Conor, who had never sailed in his life, took the helm as we headed home, while Chris and Aideen dropped and stowed the sails.

Connor takes charge

Conor takes charge

As a re-introduction to sailing I couldn’t have had a more perfect experience. But even just lounging around the deck, soaking up the sunshine and the scenery, feeling the wind on my face and the gentle swell beneath, chatting in that companionable way that seems to happen like magic with shipmates – well, it all added up to a marvellous and memorable day that will ensure that I get out on the water again soon.

End of a perfect day

End of a perfect day

Pigs and Ponds in Ahakista

The Garden Trail is declared open at the Heron Gallery Gardens

The Garden Trail is declared open at the Heron Gallery Gardens

The West Cork Garden Trail takes place in the second half of June and this year the opening ceremony was held at the Heron Gallery Gardens in Ahakista. The gardens are a natural extension of the gallery, cafe and gift shop that Annabel and Klaus operate, with a satellite store in Schull and an online shop.

Welcome to the gardens!

Welcome to the gardens!

Annabel and Klaus have only been developing these gardens for nine years, although it’s hard to believe that this was wilderness so recently. Every year brings innovation and new plantings and trails. Although we kept our shoes on this time, we explored the barefoot trail, an invitation to experience the sensual pleasures of texture underfoot and squishiness between the toes. Along the trail we met friendly pigs (say hello to Fuchsia, Fern and Fay!) and climbed the hillside to a bench situated to enjoy glorious views of Dunmanus Bay. 

Robert makes a friend

Robert makes a friend

On the way back down we lingered by the pond, where wild flowers have been left to blow enthusiastically on a small hillside.

Wildflower meadow

Wildflower meadow

The more formal parts of the garden are a joy, with colourful herbaceous borders, pools with water lilies, tables and benches for eating or resting, and everywhere delightful, quirky sculptural installations.  

This is the perfect spot to enjoy lunch, or coffee and cakes, before a browse around the gallery featuring Annabel’s captivating images.
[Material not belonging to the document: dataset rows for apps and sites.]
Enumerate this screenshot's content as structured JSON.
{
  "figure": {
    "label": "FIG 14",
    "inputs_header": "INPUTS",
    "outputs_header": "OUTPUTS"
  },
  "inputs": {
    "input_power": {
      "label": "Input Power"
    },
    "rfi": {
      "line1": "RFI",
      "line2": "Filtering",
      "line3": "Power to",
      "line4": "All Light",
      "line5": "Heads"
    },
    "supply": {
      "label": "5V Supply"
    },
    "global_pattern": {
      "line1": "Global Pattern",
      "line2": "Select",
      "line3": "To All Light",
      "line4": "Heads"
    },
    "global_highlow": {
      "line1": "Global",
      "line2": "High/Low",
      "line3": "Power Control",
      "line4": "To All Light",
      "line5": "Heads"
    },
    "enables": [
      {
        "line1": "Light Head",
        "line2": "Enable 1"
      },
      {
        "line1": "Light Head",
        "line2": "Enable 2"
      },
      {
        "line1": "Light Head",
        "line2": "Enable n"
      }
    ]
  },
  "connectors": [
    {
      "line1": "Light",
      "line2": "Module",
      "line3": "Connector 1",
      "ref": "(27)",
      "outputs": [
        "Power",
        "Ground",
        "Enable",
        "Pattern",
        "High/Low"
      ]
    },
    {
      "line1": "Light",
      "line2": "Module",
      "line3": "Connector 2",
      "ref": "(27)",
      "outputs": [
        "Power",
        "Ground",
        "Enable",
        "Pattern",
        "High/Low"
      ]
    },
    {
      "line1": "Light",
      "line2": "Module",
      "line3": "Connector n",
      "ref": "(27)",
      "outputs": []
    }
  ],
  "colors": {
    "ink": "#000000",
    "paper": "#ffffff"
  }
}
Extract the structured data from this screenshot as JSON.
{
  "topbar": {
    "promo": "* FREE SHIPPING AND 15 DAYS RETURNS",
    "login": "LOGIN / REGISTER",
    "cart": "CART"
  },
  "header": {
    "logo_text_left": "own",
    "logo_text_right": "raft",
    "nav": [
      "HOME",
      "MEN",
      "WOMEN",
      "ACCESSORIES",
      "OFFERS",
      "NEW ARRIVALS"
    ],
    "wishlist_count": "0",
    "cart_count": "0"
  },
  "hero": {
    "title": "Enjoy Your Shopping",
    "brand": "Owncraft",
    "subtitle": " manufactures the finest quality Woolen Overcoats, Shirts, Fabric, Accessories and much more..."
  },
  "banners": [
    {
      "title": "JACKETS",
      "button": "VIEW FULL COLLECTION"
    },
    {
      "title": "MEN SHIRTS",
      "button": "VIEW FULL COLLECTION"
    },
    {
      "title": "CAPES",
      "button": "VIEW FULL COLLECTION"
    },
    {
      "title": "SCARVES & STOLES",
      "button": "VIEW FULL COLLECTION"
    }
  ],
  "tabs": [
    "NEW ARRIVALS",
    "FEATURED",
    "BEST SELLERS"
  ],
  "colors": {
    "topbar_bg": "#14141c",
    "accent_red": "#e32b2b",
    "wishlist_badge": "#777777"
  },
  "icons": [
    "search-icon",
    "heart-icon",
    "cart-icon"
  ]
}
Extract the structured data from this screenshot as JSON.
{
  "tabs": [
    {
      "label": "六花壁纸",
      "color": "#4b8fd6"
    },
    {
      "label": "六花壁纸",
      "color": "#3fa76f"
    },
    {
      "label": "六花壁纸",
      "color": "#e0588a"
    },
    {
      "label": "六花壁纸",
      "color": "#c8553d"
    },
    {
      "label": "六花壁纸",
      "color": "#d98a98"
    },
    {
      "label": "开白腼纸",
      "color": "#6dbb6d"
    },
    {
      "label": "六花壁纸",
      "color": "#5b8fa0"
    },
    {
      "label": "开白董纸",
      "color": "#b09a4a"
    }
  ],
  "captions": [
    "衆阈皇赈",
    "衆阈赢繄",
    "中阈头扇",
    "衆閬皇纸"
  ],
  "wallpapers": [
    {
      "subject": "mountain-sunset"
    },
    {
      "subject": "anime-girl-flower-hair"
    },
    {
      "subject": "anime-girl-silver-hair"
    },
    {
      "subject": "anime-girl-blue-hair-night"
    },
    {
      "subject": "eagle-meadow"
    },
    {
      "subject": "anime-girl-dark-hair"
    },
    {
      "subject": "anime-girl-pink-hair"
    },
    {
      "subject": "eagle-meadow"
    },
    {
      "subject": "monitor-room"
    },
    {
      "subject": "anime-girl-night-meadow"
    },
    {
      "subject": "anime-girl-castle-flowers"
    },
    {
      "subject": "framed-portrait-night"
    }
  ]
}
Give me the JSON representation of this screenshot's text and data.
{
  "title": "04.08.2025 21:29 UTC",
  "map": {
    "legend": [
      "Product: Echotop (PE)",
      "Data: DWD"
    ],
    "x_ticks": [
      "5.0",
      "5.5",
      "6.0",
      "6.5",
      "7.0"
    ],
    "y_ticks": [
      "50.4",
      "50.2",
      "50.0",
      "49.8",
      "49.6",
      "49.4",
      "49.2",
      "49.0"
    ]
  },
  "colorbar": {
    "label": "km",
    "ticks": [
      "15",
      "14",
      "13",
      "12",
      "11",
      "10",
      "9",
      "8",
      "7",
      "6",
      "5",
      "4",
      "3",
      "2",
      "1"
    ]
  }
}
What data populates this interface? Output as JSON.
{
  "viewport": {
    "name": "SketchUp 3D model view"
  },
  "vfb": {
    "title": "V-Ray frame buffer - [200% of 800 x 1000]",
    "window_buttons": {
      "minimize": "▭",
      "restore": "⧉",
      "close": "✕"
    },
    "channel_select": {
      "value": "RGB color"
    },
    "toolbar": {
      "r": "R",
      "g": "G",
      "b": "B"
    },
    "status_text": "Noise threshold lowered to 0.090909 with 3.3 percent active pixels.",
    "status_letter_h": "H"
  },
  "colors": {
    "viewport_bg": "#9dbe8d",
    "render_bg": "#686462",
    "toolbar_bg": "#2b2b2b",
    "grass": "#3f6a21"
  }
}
Having travelled along the Sheep’s Head and wandered the garden, her inspirations will be obvious to you – look out for her oil painting of Fuchsia the Pig, or her many depictions of the Irish hare, two of which feel right at home at Nead an Iolair.